Fierz's father Hans Eduard Fierz was a chemist with Geigy and later a professor at ETH Zurich, his mother was Linda Fierz-David. Fierz studied at the Realgymnasium in Zurich. In 1931 he began his studies in Göttingen, where he listened to the lectures of such luminaries as Hermann Weyl. In 1933 he returned to Zurich and studied physics at ETH under Wolfgang Pauli and Gregor Wentzel. In 1936 he earned a doctoral degree with his thesis on the infrared catastrophe in quantum electrodynamics. Afterward he went to Werner Heisenberg in Leipzig and in 1936 became an assistant to Wolfgang Pauli in Zurich. For his habilitation degree in 1939 he treated in his thesis relativistic fields with arbitrary spins (with and without mass) and proved the Spin-statistics theorem for free fields. For quantum electrodynamics the work was extended. The work on relativistic fields with arbitrary spins was later important in supergravity. In 1940 he became Privatdozent in Basel and 1943 assistant professor. From 1944 to 1959 he was a professor for theoretical physics in Basel. In 1950 he was at the Institute for Advanced Study in Princeton, where he met Res Jost. In 1959 he led the theoretical physics department at CERN in Geneva for one year and in 1960 he became the successor of his teacher Pauli at ETH. In 1977 he retired there as an emeritus professor. Fierz also worked on gravitational theory but published only one paper on the subject.

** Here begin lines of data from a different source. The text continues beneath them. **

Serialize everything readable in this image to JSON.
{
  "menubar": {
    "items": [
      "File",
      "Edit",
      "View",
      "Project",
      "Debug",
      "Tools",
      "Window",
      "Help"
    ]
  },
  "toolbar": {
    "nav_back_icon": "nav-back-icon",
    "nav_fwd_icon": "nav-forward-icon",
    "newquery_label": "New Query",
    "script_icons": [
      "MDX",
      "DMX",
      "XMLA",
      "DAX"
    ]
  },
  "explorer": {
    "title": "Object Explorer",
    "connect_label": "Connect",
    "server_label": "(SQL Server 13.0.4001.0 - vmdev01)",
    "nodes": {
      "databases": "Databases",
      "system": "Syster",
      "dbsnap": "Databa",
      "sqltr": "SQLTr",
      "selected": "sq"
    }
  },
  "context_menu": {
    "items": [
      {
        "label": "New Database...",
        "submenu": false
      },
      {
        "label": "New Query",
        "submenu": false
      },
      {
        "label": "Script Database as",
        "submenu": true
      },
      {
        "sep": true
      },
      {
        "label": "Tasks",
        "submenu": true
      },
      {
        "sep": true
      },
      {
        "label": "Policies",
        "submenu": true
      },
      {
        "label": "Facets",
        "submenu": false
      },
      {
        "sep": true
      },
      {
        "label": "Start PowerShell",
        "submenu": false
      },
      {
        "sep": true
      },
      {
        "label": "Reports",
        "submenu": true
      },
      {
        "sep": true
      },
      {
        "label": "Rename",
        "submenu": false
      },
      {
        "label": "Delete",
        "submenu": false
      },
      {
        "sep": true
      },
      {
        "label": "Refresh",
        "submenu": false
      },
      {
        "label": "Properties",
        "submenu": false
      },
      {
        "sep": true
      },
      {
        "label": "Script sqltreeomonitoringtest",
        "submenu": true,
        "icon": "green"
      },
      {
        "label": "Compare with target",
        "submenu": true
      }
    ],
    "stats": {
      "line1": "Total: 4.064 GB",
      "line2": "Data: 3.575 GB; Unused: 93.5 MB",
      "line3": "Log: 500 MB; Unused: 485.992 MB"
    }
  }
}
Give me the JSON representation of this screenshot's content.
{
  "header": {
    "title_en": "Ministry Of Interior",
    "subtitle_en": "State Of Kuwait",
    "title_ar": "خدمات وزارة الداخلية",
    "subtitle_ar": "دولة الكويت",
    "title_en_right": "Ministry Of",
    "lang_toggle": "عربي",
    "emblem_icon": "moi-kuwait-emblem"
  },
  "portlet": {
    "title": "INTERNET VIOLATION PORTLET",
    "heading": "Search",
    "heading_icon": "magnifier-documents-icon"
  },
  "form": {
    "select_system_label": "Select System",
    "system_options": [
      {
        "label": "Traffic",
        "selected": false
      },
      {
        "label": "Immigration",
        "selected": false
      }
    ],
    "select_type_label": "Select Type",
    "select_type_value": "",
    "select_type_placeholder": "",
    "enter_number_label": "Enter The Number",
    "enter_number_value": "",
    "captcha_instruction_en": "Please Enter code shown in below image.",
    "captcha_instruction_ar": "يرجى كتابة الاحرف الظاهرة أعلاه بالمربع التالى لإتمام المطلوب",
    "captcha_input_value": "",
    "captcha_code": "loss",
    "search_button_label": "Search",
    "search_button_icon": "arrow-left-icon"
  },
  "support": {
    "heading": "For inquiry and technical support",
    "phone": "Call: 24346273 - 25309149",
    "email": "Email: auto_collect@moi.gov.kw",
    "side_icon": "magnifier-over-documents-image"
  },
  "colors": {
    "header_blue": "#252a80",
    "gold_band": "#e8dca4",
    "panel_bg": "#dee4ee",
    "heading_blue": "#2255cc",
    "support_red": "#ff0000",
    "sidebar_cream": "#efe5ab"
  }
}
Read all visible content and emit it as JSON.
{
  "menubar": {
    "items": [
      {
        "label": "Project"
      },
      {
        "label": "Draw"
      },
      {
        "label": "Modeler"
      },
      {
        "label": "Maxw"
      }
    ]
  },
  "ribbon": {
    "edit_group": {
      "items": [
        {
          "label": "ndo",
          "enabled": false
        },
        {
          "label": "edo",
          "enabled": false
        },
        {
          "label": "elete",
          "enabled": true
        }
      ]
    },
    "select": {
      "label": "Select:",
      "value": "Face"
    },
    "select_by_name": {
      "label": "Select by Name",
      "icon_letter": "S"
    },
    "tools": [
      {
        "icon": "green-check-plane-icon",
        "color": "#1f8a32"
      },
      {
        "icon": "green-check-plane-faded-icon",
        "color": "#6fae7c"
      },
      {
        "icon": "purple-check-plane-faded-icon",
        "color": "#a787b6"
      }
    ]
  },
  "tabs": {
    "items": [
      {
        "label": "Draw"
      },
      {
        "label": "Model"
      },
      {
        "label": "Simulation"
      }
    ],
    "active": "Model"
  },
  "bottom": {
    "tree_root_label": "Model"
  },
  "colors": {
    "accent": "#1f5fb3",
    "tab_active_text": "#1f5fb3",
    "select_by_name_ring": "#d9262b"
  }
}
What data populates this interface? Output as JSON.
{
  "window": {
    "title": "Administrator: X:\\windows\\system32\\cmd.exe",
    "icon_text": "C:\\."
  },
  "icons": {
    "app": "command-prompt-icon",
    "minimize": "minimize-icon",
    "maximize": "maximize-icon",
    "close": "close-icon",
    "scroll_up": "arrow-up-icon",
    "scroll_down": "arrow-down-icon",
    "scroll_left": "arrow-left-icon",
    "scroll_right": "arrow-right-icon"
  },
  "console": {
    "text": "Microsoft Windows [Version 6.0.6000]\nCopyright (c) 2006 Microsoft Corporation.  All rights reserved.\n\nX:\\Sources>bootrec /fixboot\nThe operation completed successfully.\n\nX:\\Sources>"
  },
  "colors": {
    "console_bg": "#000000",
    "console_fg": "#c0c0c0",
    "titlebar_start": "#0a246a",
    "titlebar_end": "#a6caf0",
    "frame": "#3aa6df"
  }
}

In 1940 he married Menga Biber; they became acquainted through making music (he played the violin). Their marriage produced two sons.